◆ Problem statement ◆
Start at the top of the records below and copy them exactly to the end.

______________________________

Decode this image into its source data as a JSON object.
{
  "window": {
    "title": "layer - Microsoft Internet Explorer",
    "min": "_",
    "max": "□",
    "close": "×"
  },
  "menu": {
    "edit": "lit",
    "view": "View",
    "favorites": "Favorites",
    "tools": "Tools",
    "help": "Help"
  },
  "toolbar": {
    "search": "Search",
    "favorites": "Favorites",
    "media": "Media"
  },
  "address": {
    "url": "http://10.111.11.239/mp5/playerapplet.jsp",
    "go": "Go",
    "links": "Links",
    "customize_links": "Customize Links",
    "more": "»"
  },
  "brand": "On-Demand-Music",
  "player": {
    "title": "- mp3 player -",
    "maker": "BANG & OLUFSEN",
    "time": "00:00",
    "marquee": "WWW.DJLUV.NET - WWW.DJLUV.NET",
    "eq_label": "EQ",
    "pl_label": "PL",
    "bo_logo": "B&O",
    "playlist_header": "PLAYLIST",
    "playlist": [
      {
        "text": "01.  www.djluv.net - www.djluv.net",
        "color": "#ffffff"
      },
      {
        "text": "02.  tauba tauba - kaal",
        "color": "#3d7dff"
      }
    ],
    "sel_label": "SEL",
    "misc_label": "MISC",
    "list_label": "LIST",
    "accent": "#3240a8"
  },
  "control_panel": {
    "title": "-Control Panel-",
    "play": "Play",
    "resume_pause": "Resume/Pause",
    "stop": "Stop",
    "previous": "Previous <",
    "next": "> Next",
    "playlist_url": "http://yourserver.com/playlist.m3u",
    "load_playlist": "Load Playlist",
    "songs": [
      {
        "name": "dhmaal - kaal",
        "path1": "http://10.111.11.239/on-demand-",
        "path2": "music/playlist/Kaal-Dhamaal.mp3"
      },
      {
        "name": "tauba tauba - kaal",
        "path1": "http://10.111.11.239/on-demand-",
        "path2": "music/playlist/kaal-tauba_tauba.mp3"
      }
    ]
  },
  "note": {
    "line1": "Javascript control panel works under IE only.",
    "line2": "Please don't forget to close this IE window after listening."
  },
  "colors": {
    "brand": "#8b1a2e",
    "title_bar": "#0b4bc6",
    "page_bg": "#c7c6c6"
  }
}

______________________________

◆ Answer to this problem ◆
Decode this image into its source data as a JSON object.
{
  "window": {
    "title": "layer - Microsoft Internet Explorer",
    "min": "_",
    "max": "□",
    "close": "×"
  },
  "menu": {
    "edit": "lit",
    "view": "View",
    "favorites": "Favorites",
    "tools": "Tools",
    "help": "Help"
  },
  "toolbar": {
    "search": "Search",
    "favorites": "Favorites",
    "media": "Media"
  },
  "address": {
    "url": "http://10.111.11.239/mp5/playerapplet.jsp",
    "go": "Go",
    "links": "Links",
    "customize_links": "Customize Links",
    "more": "»"
  },
  "brand": "On-Demand-Music",
  "player": {
    "title": "- mp3 player -",
    "maker": "BANG & OLUFSEN",
    "time": "00:00",
    "marquee": "WWW.DJLUV.NET - WWW.DJLUV.NET",
    "eq_label": "EQ",
    "pl_label": "PL",
    "bo_logo": "B&O",
    "playlist_header": "PLAYLIST",
    "playlist": [
      {
        "text": "01.  www.djluv.net - www.djluv.net",
        "color": "#ffffff"
      },
      {
        "text": "02.  tauba tauba - kaal",
        "color": "#3d7dff"
      }
    ],
    "sel_label": "SEL",
    "misc_label": "MISC",
    "list_label": "LIST",
    "accent": "#3240a8"
  },
  "control_panel": {
    "title": "-Control Panel-",
    "play": "Play",
    "resume_pause": "Resume/Pause",
    "stop": "Stop",
    "previous": "Previous <",
    "next": "> Next",
    "playlist_url": "http://yourserver.com/playlist.m3u",
    "load_playlist": "Load Playlist",
    "songs": [
      {
        "name": "dhmaal - kaal",
        "path1": "http://10.111.11.239/on-demand-",
        "path2": "music/playlist/Kaal-Dhamaal.mp3"
      },
      {
        "name": "tauba tauba - kaal",
        "path1": "http://10.111.11.239/on-demand-",
        "path2": "music/playlist/kaal-tauba_tauba.mp3"
      }
    ]
  },
  "note": {
    "line1": "Javascript control panel works under IE only.",
    "line2": "Please don't forget to close this IE window after listening."
  },
  "colors": {
    "brand": "#8b1a2e",
    "title_bar": "#0b4bc6",
    "page_bg": "#c7c6c6"
  }
}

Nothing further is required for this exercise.